In a more perfect world, Roy Cohn would belong in a chapter of history long since closed. Cohn should be a cautionary tale against self-loathing. His most enduring relevance since his 1986 death should be as a character in Tony Kushner’s Angels in America.
As you may have noticed, however, our world is not perfect. Being dead for the past 30 years has not stopped Roy Cohn from affecting the lives of queer Americans. In short, the lawyer who made a name for himself aiding Joseph McCarthy in the prosecution of Communists and helping to send Ethel and Julius Rosenberg to the electric chair also happens to be the man who helped shape a young real estate mogul into President Donald J. Trump.
The end of Cohn’s life is well-known to fans of theater and anyone who watched the 2003 HBO miniseries adaptation of Angels in America. In the miniseries, Al Pacino plays a fictionalized version of Roy Cohn as he dies from AIDS. This portrayal would seem to line up with the real-life Cohn, at least as described by Republican necromancer Roger Stone in a 2008 New Yorker interview: Homosexual in practice but not interested in being identified as such.

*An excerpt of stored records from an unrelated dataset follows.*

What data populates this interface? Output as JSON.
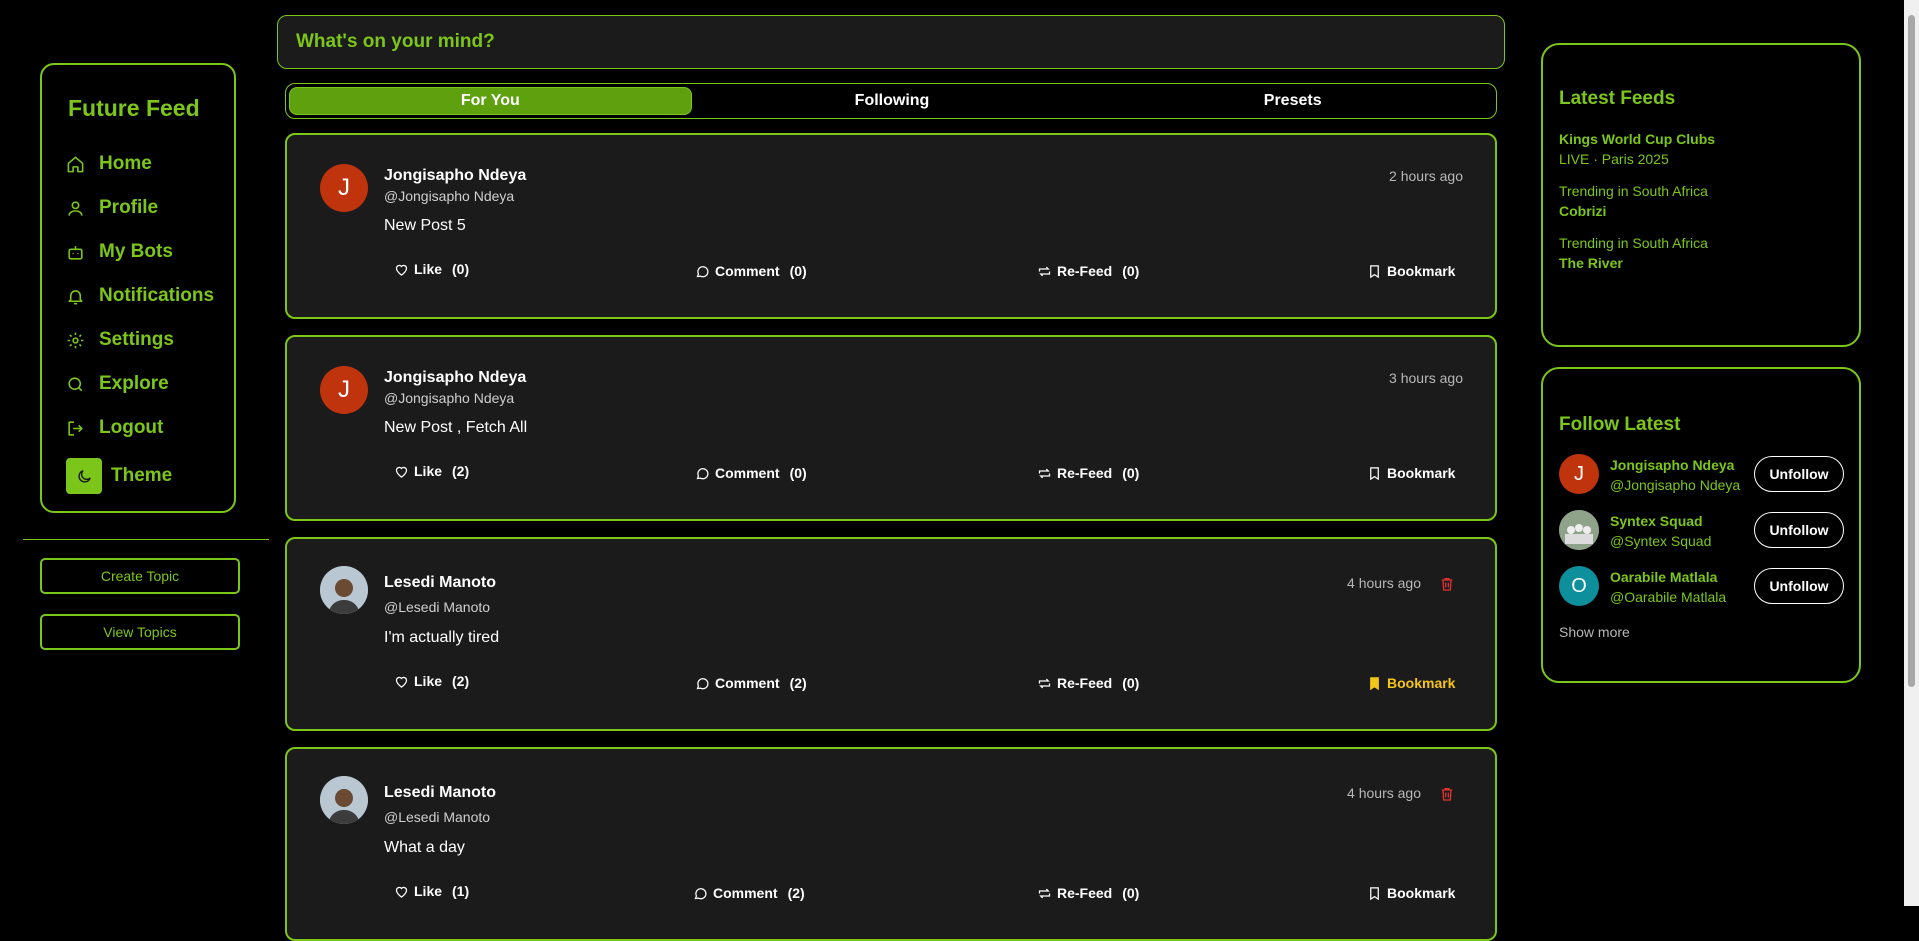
{
  "sidebar": {
    "brand": "Future Feed",
    "items": [
      {
        "label": "Home",
        "icon": "home-icon"
      },
      {
        "label": "Profile",
        "icon": "user-icon"
      },
      {
        "label": "My Bots",
        "icon": "bot-icon"
      },
      {
        "label": "Notifications",
        "icon": "bell-icon"
      },
      {
        "label": "Settings",
        "icon": "gear-icon"
      },
      {
        "label": "Explore",
        "icon": "search-icon"
      },
      {
        "label": "Logout",
        "icon": "logout-icon"
      },
      {
        "label": "Theme",
        "icon": "moon-icon"
      }
    ],
    "create_topic": "Create Topic",
    "view_topics": "View Topics"
  },
  "composer": {
    "placeholder": "What's on your mind?"
  },
  "tabs": [
    {
      "label": "For You",
      "active": true
    },
    {
      "label": "Following",
      "active": false
    },
    {
      "label": "Presets",
      "active": false
    }
  ],
  "posts": [
    {
      "author": "Jongisapho Ndeya",
      "handle": "@Jongisapho Ndeya",
      "avatar_letter": "J",
      "time": "2 hours ago",
      "content": "New Post 5",
      "like": "Like",
      "likes": "(0)",
      "comment": "Comment",
      "comments": "(0)",
      "refeed": "Re-Feed",
      "refeeds": "(0)",
      "bookmark": "Bookmark",
      "bookmarked": false,
      "deletable": false
    },
    {
      "author": "Jongisapho Ndeya",
      "handle": "@Jongisapho Ndeya",
      "avatar_letter": "J",
      "time": "3 hours ago",
      "content": "New Post , Fetch All",
      "like": "Like",
      "likes": "(2)",
      "comment": "Comment",
      "comments": "(0)",
      "refeed": "Re-Feed",
      "refeeds": "(0)",
      "bookmark": "Bookmark",
      "bookmarked": false,
      "deletable": false
    },
    {
      "author": "Lesedi Manoto",
      "handle": "@Lesedi Manoto",
      "avatar_letter": "",
      "time": "4 hours ago",
      "content": "I'm actually tired",
      "like": "Like",
      "likes": "(2)",
      "comment": "Comment",
      "comments": "(2)",
      "refeed": "Re-Feed",
      "refeeds": "(0)",
      "bookmark": "Bookmark",
      "bookmarked": true,
      "deletable": true
    },
    {
      "author": "Lesedi Manoto",
      "handle": "@Lesedi Manoto",
      "avatar_letter": "",
      "time": "4 hours ago",
      "content": "What a day",
      "like": "Like",
      "likes": "(1)",
      "comment": "Comment",
      "comments": "(2)",
      "refeed": "Re-Feed",
      "refeeds": "(0)",
      "bookmark": "Bookmark",
      "bookmarked": false,
      "deletable": true
    }
  ],
  "latest_feeds": {
    "title": "Latest Feeds",
    "items": [
      {
        "line1": "Kings World Cup Clubs",
        "line2": "LIVE · Paris 2025"
      },
      {
        "line1": "Trending in South Africa",
        "line2": "Cobrizi"
      },
      {
        "line1": "Trending in South Africa",
        "line2": "The River"
      }
    ]
  },
  "follow_latest": {
    "title": "Follow Latest",
    "items": [
      {
        "name": "Jongisapho Ndeya",
        "handle": "@Jongisapho Ndeya",
        "avatar_letter": "J",
        "avatar_color": "#c0340d",
        "button": "Unfollow"
      },
      {
        "name": "Syntex Squad",
        "handle": "@Syntex Squad",
        "avatar_letter": "",
        "avatar_color": "#6c7a6a",
        "button": "Unfollow"
      },
      {
        "name": "Oarabile Matlala",
        "handle": "@Oarabile Matlala",
        "avatar_letter": "O",
        "avatar_color": "#0e8f9c",
        "button": "Unfollow"
      }
    ],
    "show_more": "Show more"
  },
  "colors": {
    "accent": "#7cc61a",
    "bookmark_active": "#f5c518",
    "delete": "#e03131"
  }
}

“Roy was not gay,” said Stone. “He was a man who liked having sex with men. Gays were weak, effeminate. He always seemed to have these young blond boys around. It just wasn’t discussed. He was interested in power and access.”
Cohn’s sexual preferences did nothing to prevent him from participating in the Lavender Scare — a McCarthy-directed witch hunt parallel to the Red Scare that ultimately resulted in around 5,000 gay men and lesbians being fired from government positions.
Read more stories by just signing up
or Download the App to read the latest stories